This guilt-free hedonism is a refreshing break from the norm in America’s post-bubble culture, where faux populism has become de rigueur among the wealthy in the public eye. America is awash in ambitious rich people, from the political arena on down, who play up their humble roots and down-home habits, however few or fictional in reality, to sell products or themselves.
This phenomenon was typified by Martha Stewart as she tried to salvage her image and business in an interview with Barbara Walters two weeks ago. The doyenne of East Hampton and, until last year, the New York Stock Exchange is now repositioning herself as a direct descendant of Ma Kettle, if not Ma Joad.
We were reminded that her maiden name is Polish and that she grew up without ‘‘a silver spoon in her mouth’’ in a ‘‘working-class town’’ (Nutley, New Jersey) where her household had six kids and one bathroom.
Soon came the tender tableau of the present-day Stewart rising at dawn to feed her chickens. Stewart seemed unaware that she was coming off as Marie Antoinette — a humorless contrast to Hilton, who on ‘‘The Simple Life’’ treats her similar encounters with livestock as a joke and knows that she’s the punch line.

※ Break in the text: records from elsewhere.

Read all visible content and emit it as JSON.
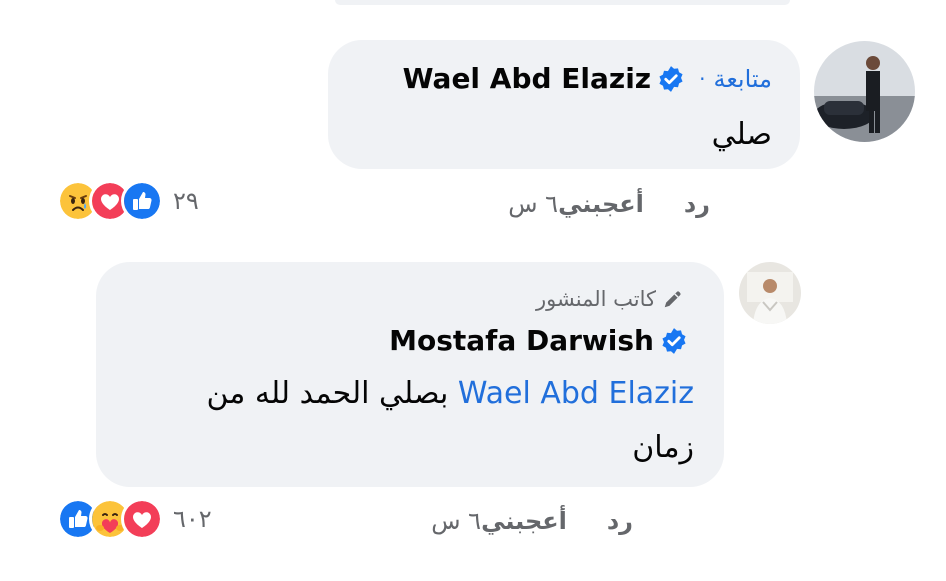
{
  "comments": [
    {
      "author": "Wael Abd Elaziz",
      "follow_label": "متابعة",
      "separator": "·",
      "text": "صلي",
      "time": "٦ س",
      "like_label": "أعجبني",
      "reply_label": "رد",
      "reaction_count": "٢٩",
      "reactions": [
        "sad-icon",
        "love-icon",
        "like-icon"
      ]
    },
    {
      "author": "Mostafa Darwish",
      "badge_label": "كاتب المنشور",
      "mention": "Wael Abd Elaziz",
      "text_line1_rest": "بصلي الحمد لله من",
      "text_line2": "زمان",
      "time": "٦ س",
      "like_label": "أعجبني",
      "reply_label": "رد",
      "reaction_count": "٦٠٢",
      "reactions": [
        "like-icon",
        "care-icon",
        "love-icon"
      ]
    }
  ],
  "colors": {
    "bubble": "#f0f2f5",
    "link": "#216fdb",
    "secondary_text": "#65676b",
    "like_blue": "#1877f2",
    "love_red": "#f33e58",
    "emoji_yellow": "#fcc33b"
  }
}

When this kind of posturing comes from politicians vying for votes in an election year, it’s harder to laugh. The reigning bogus good ole boy in public life remains the blue-blood president, an heir to large and aristocratic fortunes on both the Bush and Walker sides of his family. Unlike his father, he is not about to be caught asking for ‘‘a splash more coffee.’’

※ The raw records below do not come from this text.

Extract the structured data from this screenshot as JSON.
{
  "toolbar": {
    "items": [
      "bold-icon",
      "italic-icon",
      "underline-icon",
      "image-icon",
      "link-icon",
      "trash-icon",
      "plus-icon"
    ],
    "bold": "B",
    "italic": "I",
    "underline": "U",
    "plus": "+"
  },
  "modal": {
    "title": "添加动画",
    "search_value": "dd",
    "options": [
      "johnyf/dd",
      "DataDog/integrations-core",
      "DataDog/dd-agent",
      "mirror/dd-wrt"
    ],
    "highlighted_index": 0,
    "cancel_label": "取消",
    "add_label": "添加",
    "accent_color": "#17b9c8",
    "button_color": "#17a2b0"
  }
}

On the eve of his visit to London this week, he hit a characteristically phony note when he told an interviewer, ‘‘I never dreamt when I was living in Midland, Texas, that I would be staying in Buckingham Palace.’’ George Bush, who was born in New Haven, Connecticut, lived in Midland until only the age of 15 before moving on to such hick venues as Andover, Yale and Harvard, when not vacationing in family compounds.

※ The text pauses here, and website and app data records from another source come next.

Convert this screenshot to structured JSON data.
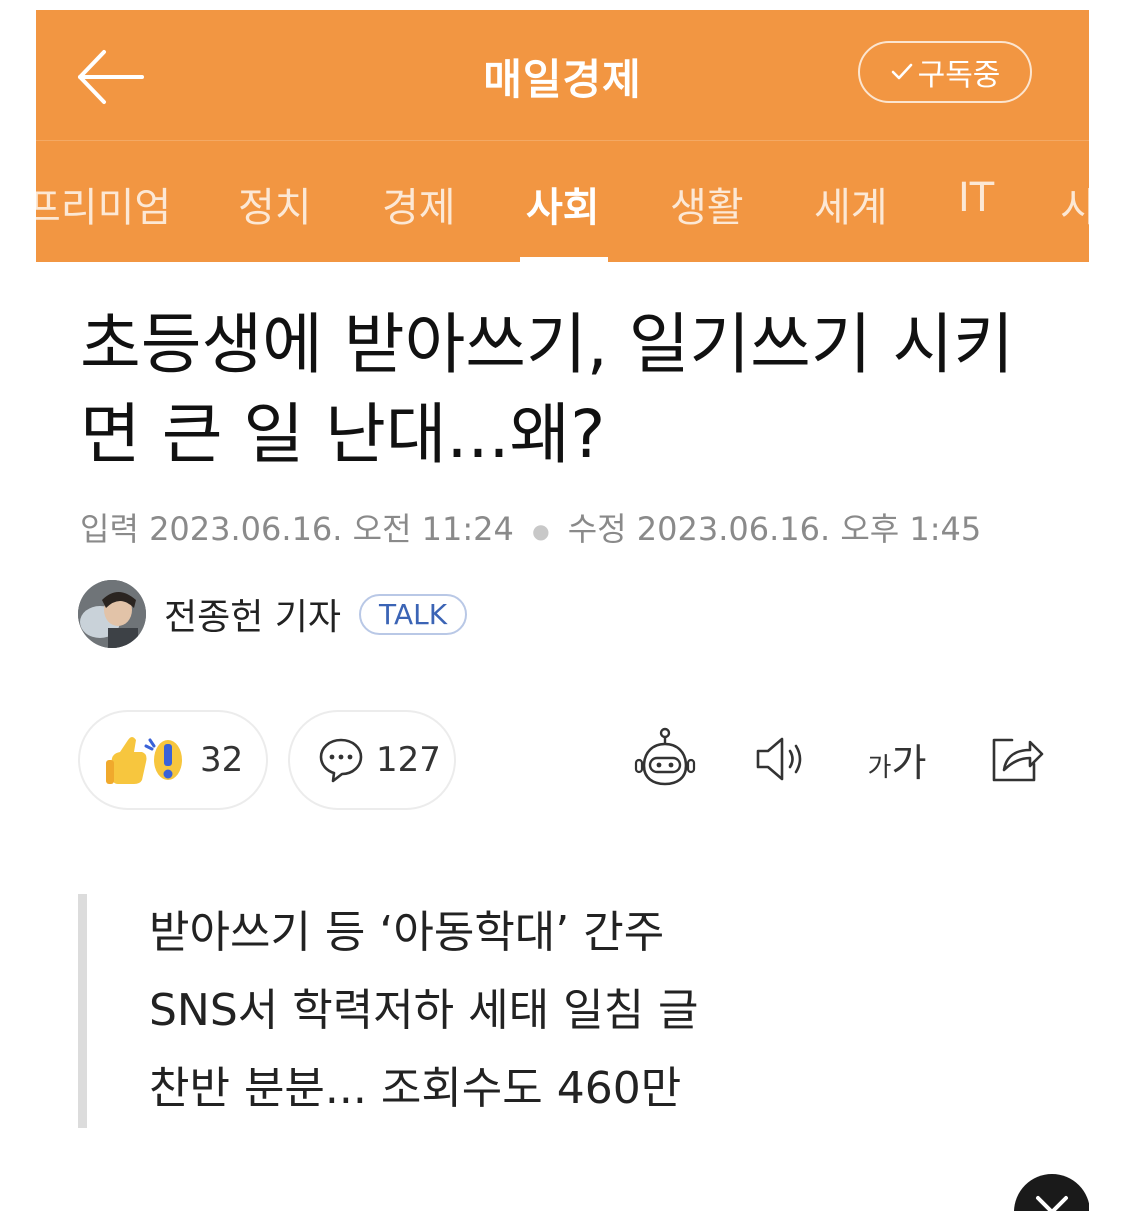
{
  "header": {
    "press_name": "매일경제",
    "subscribe_label": "구독중",
    "background_color": "#f29642"
  },
  "tabs": {
    "items": [
      {
        "label": "프리미엄"
      },
      {
        "label": "정치"
      },
      {
        "label": "경제"
      },
      {
        "label": "사회"
      },
      {
        "label": "생활"
      },
      {
        "label": "세계"
      },
      {
        "label": "IT"
      },
      {
        "label": "시"
      }
    ],
    "active": "사회"
  },
  "article": {
    "headline": "초등생에 받아쓰기, 일기쓰기 시키면 큰 일 난대...왜?",
    "input_label": "입력",
    "input_time": "2023.06.16. 오전 11:24",
    "modified_label": "수정",
    "modified_time": "2023.06.16. 오후 1:45"
  },
  "reporter": {
    "name": "전종헌 기자",
    "talk_label": "TALK"
  },
  "actions": {
    "reaction_count": "32",
    "comment_count": "127",
    "font_size_small": "가",
    "font_size_large": "가"
  },
  "summary": {
    "lines": [
      "받아쓰기 등 ‘아동학대’ 간주",
      "SNS서 학력저하 세태 일침 글",
      "찬반 분분... 조회수도 460만"
    ]
  },
  "icons": {
    "back": "arrow-left-icon",
    "check": "check-icon",
    "reaction": "thumbs-up-surprise-icon",
    "comment": "speech-bubble-icon",
    "summary_bot": "robot-icon",
    "tts": "speaker-icon",
    "share": "share-icon",
    "close": "close-icon"
  }
}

Rich Democrats vying to replace him are merely less effective purveyors of the same aw-shucks nonsense. John Kerry is a Boston Brahmin (mother was a Forbes) and a multi-millionaire in his own right before marrying a half-a-billionaire. Like the president, he’s a Yalie. But in his desperation to save a campaign whose poll numbers are floundering he has taken to shooting game and playing hockey with firemen in Iowa.
Howard Dean is more forthright about his Yale and Park Avenue pedigree — up to a point. On his Web site, his privileged upbringing goes unmentioned, and in the recent ‘‘Rock the Vote’’ debate on CNN he said he had gone to ‘‘a college in New Haven, Connecticut.’’ But in his own campaign manifesto, ‘‘Winning Back America,’’ he does own up to privilege before moving on to describe his youthful playground of East Hampton, Long Island, as a veritable Levittown with ‘‘people of every background living there throughout the year.’’
The sheer dishonesty of these wealthy politicians only increases my admiration for Jamie Johnson, the 24-year-old heir to the Johnson & Johnson fortune whose justly praised documentary ‘‘Born Rich’’ has its final HBO showing Sunday night. Johnson did something no one had done before: He got his rich contemporaries, from families with names like Trump, Newhouse, Bloomberg, Vanderbilt and Whitney, to let a camera into their closed world, embarrassing excesses and all.
There has never been an inside look at the wealthy quite like it on screen. What drove him to do it? ‘‘Being afraid to talk about money in a wealth-driven society is a strange paradox,’’ Johnson said in an interview. ‘‘Why not face the realities of your culture honestly and fairly?’’
His movie casts America’s disingenuousness about wealth in a new light, but then again, so do Hilton’s misadventures in the Ozarks. Are her exhibitionist efforts any less ridiculous than those of rich men purporting to be hayseeds while campaigning for president among the livestock in Iowa? At least Hilton doesn’t want to run the country — not yet, anyway.
Copyright © 2003 The International Herald Tribune